Hillary Rodham Clinton's inside account of the crises, choices, and challenges she faced during her four years as America’s 67th Secretary of State....
From Donna Brazile, former DNC chair and legendary political operative, an explosive and revealing new look at the 2016 election....
Jane Mayer traces the byzantine trail of the billions of dollars spent by the network and provides vivid portraits of the colorful figures behind the new American oligarchy....
It was never supposed to be this close. And of course she was supposed to win. How Hillary Clinton lost the 2016 election to Donald Trump is the tragic story of a sure thing gone off the rails....
Titan is the first full-length biography based on unrestricted access to Rockefeller’s exceptionally rich trove of papers. A landmark publication full of startling revelations, the book indelibly alters our image of this most enigmatic capitalist....
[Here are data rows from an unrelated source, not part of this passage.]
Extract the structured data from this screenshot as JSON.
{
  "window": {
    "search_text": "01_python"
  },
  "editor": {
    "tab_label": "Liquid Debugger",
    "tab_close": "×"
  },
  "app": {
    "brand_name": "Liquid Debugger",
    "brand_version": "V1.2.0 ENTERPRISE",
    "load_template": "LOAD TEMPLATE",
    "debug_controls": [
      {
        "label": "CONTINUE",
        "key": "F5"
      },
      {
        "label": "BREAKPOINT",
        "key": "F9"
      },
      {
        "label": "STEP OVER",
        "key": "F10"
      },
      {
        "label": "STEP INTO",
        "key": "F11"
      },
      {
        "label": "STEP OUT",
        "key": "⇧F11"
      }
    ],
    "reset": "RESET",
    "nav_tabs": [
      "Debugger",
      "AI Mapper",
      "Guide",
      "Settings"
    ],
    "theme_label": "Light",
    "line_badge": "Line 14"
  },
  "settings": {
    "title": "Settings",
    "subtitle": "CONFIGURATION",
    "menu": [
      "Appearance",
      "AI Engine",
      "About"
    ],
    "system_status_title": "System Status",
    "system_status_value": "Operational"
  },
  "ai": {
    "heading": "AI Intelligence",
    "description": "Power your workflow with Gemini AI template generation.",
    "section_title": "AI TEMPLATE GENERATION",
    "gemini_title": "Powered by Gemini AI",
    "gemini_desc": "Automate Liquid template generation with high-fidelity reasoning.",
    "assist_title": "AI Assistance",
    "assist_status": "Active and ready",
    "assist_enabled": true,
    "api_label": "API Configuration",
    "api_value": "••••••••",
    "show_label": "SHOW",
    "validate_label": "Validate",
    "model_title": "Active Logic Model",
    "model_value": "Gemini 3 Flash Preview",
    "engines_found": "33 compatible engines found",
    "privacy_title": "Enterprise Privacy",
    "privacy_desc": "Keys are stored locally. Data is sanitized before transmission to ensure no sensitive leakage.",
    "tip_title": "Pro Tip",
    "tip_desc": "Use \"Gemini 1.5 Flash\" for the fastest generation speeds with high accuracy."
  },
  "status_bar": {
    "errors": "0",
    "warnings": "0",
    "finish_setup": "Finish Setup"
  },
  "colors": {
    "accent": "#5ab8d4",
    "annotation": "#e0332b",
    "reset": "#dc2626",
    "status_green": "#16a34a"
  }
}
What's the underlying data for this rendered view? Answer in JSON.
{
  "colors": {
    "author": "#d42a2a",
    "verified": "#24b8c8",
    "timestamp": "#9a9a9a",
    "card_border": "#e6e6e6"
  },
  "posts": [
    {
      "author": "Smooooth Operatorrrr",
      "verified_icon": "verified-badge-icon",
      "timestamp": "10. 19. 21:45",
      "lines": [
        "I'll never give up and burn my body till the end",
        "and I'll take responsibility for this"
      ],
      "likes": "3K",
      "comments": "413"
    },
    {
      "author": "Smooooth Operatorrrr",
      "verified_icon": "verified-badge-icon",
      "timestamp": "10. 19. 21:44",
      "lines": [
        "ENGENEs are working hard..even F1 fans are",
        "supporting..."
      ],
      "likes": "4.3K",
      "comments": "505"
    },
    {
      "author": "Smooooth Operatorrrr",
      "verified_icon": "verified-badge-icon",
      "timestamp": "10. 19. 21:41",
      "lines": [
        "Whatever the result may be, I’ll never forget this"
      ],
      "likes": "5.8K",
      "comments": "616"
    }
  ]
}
This book rests upon a secret project, initiated by Clinton, to preserve for future historians an unfiltered record of presidential experience. During his eight years in office, between 1993 and 2001, Clinton answered questions and told stories in the White House, usually late at night. His friend Pulitzer Prize-winning author Taylor Branch recorded 79 of these dialogues to compile a trove of raw information about a presidency as it happened. Clinton drew upon the diary transcripts for his memoir in 2004.
Branch recorded his own detailed recollections immediately after each session, covering not only the subjects discussed but also the look and feel of each evening with the president. The text engages Clinton from many angles. Readers hear candid stories, feel buffeting pressures, and weigh vivid descriptions of the White House settings.
Branch's firsthand narrative is confessional, unsparing, and personal. The author admits straying at times from his primary role -- to collect raw material for future historians -- because his discussions with Clinton were unpredictable and intense. What should an objective prompter say when the President of the United States seeks advice, argues facts, or lodges complaints against the press? The dynamic relationship that emerges from these interviews is both affectionate and charged, with flashes of anger and humor. President Clinton drives the history, but this story is also about friends.
I think the author (Taylor Branch) did a wonderful job capturing many behind the scenes aspects of the Clinton years in the White House, both personally and professionally. Also, I give credit to the President for having the guts to trust Mr. Branch with such intimate details of his private life.
Additionally, the author deserves many cudos for his strong journalistic compass, balanced treatment of the material, and laudable ethical example for others who have close access to Presidents...not to breach their sacred trusts by writing kiss and tell stories...attempting to get the last word on some issue or seeking their 15 minutes of fame and fortune!
3 of 3 people found this review helpful
Would you consider the audio edition of The Clinton Tapes to be better than the print version?
It was good, but pitty it was the abridged version.
What other book might you compare The Clinton Tapes to and why?
Afraid I can't think of any book to compare it to.
Which scene was your favorite?
Not quite sure to be honest.
What’s the most interesting tidbit you’ve picked up from this book?
I didn't know Bill Clinton often smoked cigars, let alone played cards.
Any additional comments?
Very interesting personal account of the Clinton Presidency. I would recommend to anyone who wants to understand this President in a more humanistic light.
The narrator's voice is extremely droning. It makes even the more interesting bits of the book sound drab. I was excited when this book came out, but I found myself trudging through it like a root canal. Can't recommend it.
Unlike the Audible tapes taken from the Johnson administration, this book contains no traanscripts. Rather, Branch retells his experience of interviewing Clinton throughout his administration. This is a fine story which Clinton fans and Clinton haters will both enjoy.
Taylor branch has written well and narrates the book well also. His characters take on real life. The Clintons and their daughter become more human than ever. Anyone with an interest in the presidency will obviously find this a good book. All Americans will understand the Clinton era better as a result of Branch's work.